▶ _The data_:
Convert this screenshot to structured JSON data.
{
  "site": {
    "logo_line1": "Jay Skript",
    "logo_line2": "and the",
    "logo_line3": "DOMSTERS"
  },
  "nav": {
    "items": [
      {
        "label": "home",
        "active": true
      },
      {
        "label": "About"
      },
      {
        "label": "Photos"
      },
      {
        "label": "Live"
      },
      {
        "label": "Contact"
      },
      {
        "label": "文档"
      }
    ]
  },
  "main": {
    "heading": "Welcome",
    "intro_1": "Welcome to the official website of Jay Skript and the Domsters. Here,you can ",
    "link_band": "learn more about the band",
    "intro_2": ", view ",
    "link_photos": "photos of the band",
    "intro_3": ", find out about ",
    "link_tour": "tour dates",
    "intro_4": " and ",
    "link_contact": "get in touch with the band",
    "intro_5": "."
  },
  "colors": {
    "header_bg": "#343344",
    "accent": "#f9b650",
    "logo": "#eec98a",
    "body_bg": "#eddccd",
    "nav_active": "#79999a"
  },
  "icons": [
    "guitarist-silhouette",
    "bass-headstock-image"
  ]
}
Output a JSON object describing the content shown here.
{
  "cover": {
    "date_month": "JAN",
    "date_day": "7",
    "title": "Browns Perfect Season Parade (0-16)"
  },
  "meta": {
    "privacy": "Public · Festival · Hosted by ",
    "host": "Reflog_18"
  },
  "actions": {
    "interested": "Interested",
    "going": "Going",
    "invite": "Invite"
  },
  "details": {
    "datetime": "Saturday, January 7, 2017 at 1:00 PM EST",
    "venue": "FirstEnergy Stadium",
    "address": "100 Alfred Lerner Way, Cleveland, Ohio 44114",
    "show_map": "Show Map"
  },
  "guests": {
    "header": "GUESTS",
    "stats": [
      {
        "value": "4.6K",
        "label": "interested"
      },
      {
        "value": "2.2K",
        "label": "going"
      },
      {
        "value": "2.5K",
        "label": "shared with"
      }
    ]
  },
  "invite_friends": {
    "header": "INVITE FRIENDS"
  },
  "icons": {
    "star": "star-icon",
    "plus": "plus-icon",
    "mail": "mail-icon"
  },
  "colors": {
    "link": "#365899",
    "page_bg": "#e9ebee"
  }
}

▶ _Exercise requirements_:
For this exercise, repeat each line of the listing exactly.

▶ _Final answer_:
Convert this screenshot to structured JSON data.
{
  "site": {
    "logo_line1": "Jay Skript",
    "logo_line2": "and the",
    "logo_line3": "DOMSTERS"
  },
  "nav": {
    "items": [
      {
        "label": "home",
        "active": true
      },
      {
        "label": "About"
      },
      {
        "label": "Photos"
      },
      {
        "label": "Live"
      },
      {
        "label": "Contact"
      },
      {
        "label": "文档"
      }
    ]
  },
  "main": {
    "heading": "Welcome",
    "intro_1": "Welcome to the official website of Jay Skript and the Domsters. Here,you can ",
    "link_band": "learn more about the band",
    "intro_2": ", view ",
    "link_photos": "photos of the band",
    "intro_3": ", find out about ",
    "link_tour": "tour dates",
    "intro_4": " and ",
    "link_contact": "get in touch with the band",
    "intro_5": "."
  },
  "colors": {
    "header_bg": "#343344",
    "accent": "#f9b650",
    "logo": "#eec98a",
    "body_bg": "#eddccd",
    "nav_active": "#79999a"
  },
  "icons": [
    "guitarist-silhouette",
    "bass-headstock-image"
  ]
}
Output a JSON object describing the content shown here.
{
  "cover": {
    "date_month": "JAN",
    "date_day": "7",
    "title": "Browns Perfect Season Parade (0-16)"
  },
  "meta": {
    "privacy": "Public · Festival · Hosted by ",
    "host": "Reflog_18"
  },
  "actions": {
    "interested": "Interested",
    "going": "Going",
    "invite": "Invite"
  },
  "details": {
    "datetime": "Saturday, January 7, 2017 at 1:00 PM EST",
    "venue": "FirstEnergy Stadium",
    "address": "100 Alfred Lerner Way, Cleveland, Ohio 44114",
    "show_map": "Show Map"
  },
  "guests": {
    "header": "GUESTS",
    "stats": [
      {
        "value": "4.6K",
        "label": "interested"
      },
      {
        "value": "2.2K",
        "label": "going"
      },
      {
        "value": "2.5K",
        "label": "shared with"
      }
    ]
  },
  "invite_friends": {
    "header": "INVITE FRIENDS"
  },
  "icons": {
    "star": "star-icon",
    "plus": "plus-icon",
    "mail": "mail-icon"
  },
  "colors": {
    "link": "#365899",
    "page_bg": "#e9ebee"
  }
}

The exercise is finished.